Home affordability in Quebec continued to improve in the second quarter, helping the housing market get back on track in the province, according to the latest housing report released by RBC Economics.
"Greater affordability has opened the door more fully to buyers, who have sprung into action," noted Robert Hogue, senior economist at RBC. "Sales of existing homes in Quebec have rebounded strongly, rising by more than 40 per cent from the cyclical low reached mid-winter, with improved market sentiment helping prices rise."
The RBC Affordability measure for Quebec, which captures the proportion of pre-tax household income needed to service the costs of owning a home, improved across all four housing classes once more in the second quarter of 2009. Affordability of the benchmark detached bungalow moved down to 32.4 per cent, the standard townhouse down to 27.7 per cent, the standard condo down to 27.2 per cent and the standard two-storey home down to 38.7 per cent.
In the Montreal area, housing market activity appears to be in top gear again, with a resurgence in resales since the spring. RBC's Affordability measures decreased by 3.3 to 5.1 percentage points year-over-year in the second quarter, depending on the housing type. However, the levels of these measures still stood above long-term averages.
"Montreal's year-long improvement in affordability has been more muted in comparison to most other areas," explained Hogue. "With tighter market conditions firming prices again and hefty declines in mortgage rates a thing of the past, affordability is unlikely to be restored that much more."
RBC's Affordability measure for a detached bungalow for Canada's largest cities is as follows: Vancouver 63.4 per cent, Toronto 46.5 per cent, Ottawa 38.6 per cent, Montreal 37.3 per cent and Calgary 35.7 per cent.
The report also looked at mortgage carrying costs relative to incomes for a broader sampling of cities across the country, including Montreal and Quebec City. For these cities, RBC has used a narrower measure of housing affordability that only takes mortgage payments relative to income into account.
The Housing Affordability measure, which RBC has compiled since 1985, is based on the costs of owning a detached bungalow. Alternative housing types are also presented including a standard two-storey home, a standard townhouse and a standard condo. The higher the reading, the more costly it is to afford a home. For example, an Affordability reading of 50 per cent means that homeownership costs, including mortgage payments, utilities and property taxes, take up 50 per cent of a typical household's monthly pre-tax income.
Highlights from across Canada:

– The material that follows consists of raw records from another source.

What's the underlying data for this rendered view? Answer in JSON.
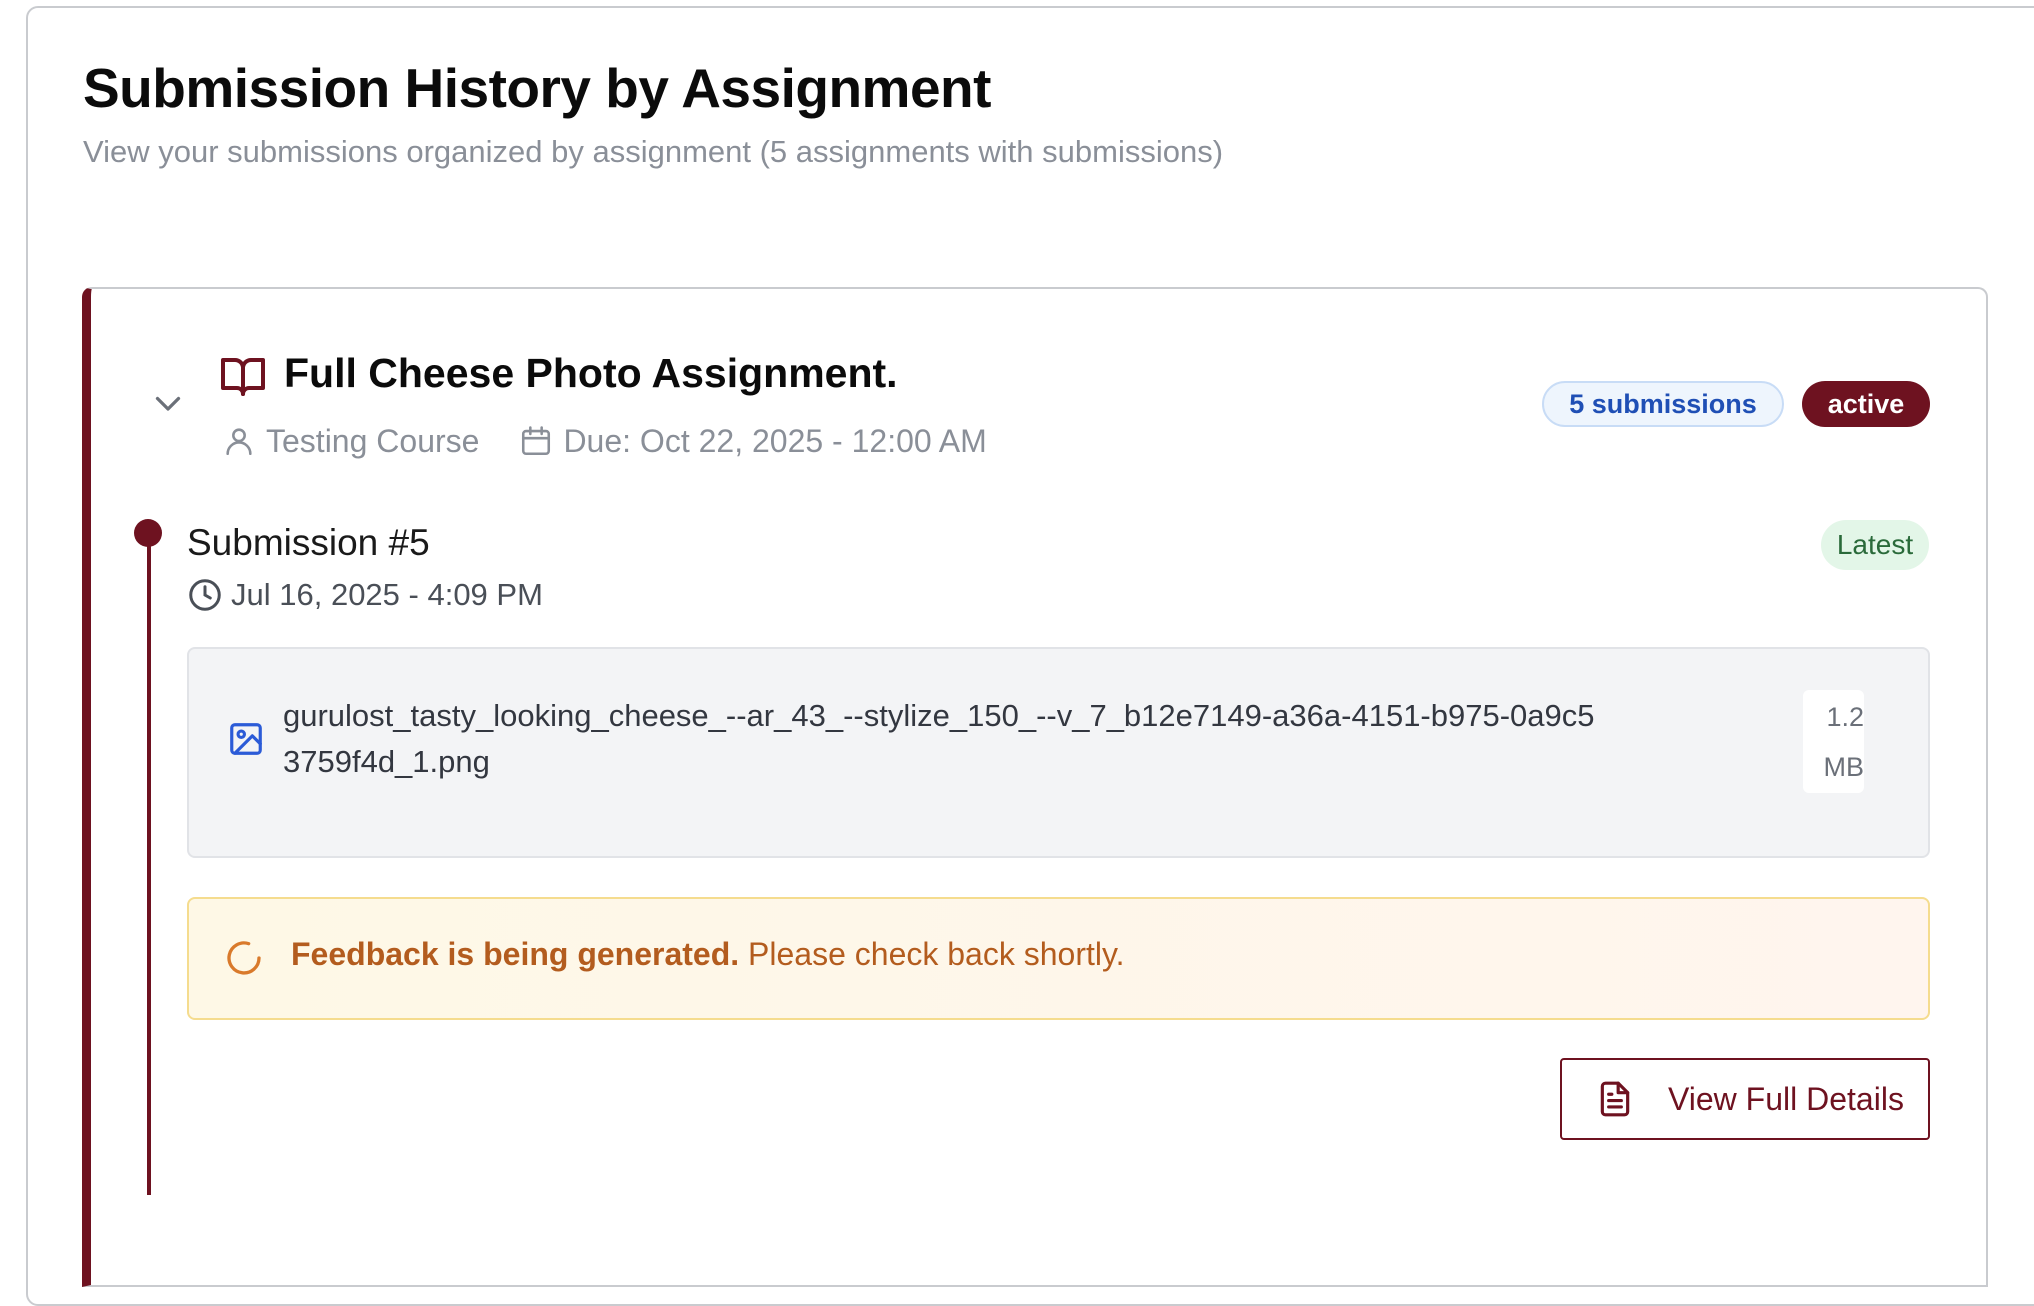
{
  "header": {
    "title": "Submission History by Assignment",
    "subtitle": "View your submissions organized by assignment (5 assignments with submissions)"
  },
  "assignment": {
    "title": "Full Cheese Photo Assignment.",
    "course": "Testing Course",
    "due": "Due: Oct 22, 2025 - 12:00 AM",
    "submissions_badge": "5 submissions",
    "status_badge": "active",
    "icons": {
      "toggle": "chevron-down-icon",
      "assignment": "book-open-icon",
      "course": "user-icon",
      "due": "calendar-icon"
    }
  },
  "submission": {
    "title": "Submission #5",
    "timestamp": "Jul 16, 2025 - 4:09 PM",
    "latest_badge": "Latest",
    "file": {
      "name": "gurulost_tasty_looking_cheese_--ar_43_--stylize_150_--v_7_b12e7149-a36a-4151-b975-0a9c53759f4d_1.png",
      "size": "1.2 MB",
      "icon": "image-icon"
    },
    "feedback": {
      "bold": "Feedback is being generated.",
      "message": "Please check back shortly.",
      "icon": "spinner-icon"
    },
    "details_button": {
      "label": "View Full Details",
      "icon": "file-text-icon"
    }
  },
  "colors": {
    "accent": "#6e1220",
    "badge_blue_text": "#1f4fb5",
    "latest_green_text": "#2a6a3a",
    "feedback_text": "#b35c1e"
  }
}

- British Columbia: In the second quarter, housing affordability in B.C. eased once again, further extending the downward trend since the start of 2008, although homeownership costs are still significantly above long-term levels. Sales of existing homes surged by more than 125 per cent from their cyclical trough early this year. Market conditions have tightened and there has been some firming of prices.
- Alberta: The biggest cumulative drop in the history of RBC Affordability measures in Alberta deepened further in the second quarter, falling to levels not seen since before the housing boom. Existing home sales soared by more than 60 per cent between April and July, fully reversing last year's slide. Tightening market conditions should set the stage for some property value appreciation in the near future.
- Saskatchewan: Affordability has improved considerably in Saskatchewan since early last year, but homeownership costs remain above long-term averages. Regardless, sales of existing homes rebounded smartly, rising by more than 50 per cent since their lows in March. If this trend is sustained, property prices can be expected to eventually heat up as well.
- Manitoba: The notable easing of homeownership costs in the past year has fully repaired affordability in Manitoba, compared to historical averages. Resale activity ramped up during spring and summer and property prices generally maintained their steady upward trend, supported by relatively tight market conditions.
- Ontario: Solid improvements in affordability in Ontario have supported a strong upturn in the market in recent months. All Affordability measures are now below historic averages, indicating that homeownership costs are at attractive levels in the province. The general tone of the market is generally positive, but local demand continues to be held back by the tough economic prospects many communities in Ontario continue to face.
- Atlantic Canada: Rebounding from a relatively restrained downturn, housing affordability in Atlantic Canada continues to improve, albeit at a more moderate pace than elsewhere in the country. Affordability measures have declined noticeably since early last year and now stand below long-term averages. Sales of existing homes climbed by more than 18 per cent since January and property values increased modestly. Overall, Atlantic Canada is enjoying relatively attractive affordability levels, which should support housing activity in the period ahead.
The full RBC Housing Affordability report is available online. EDT today at www.rbc.com/economics/market/pdf/house.pdf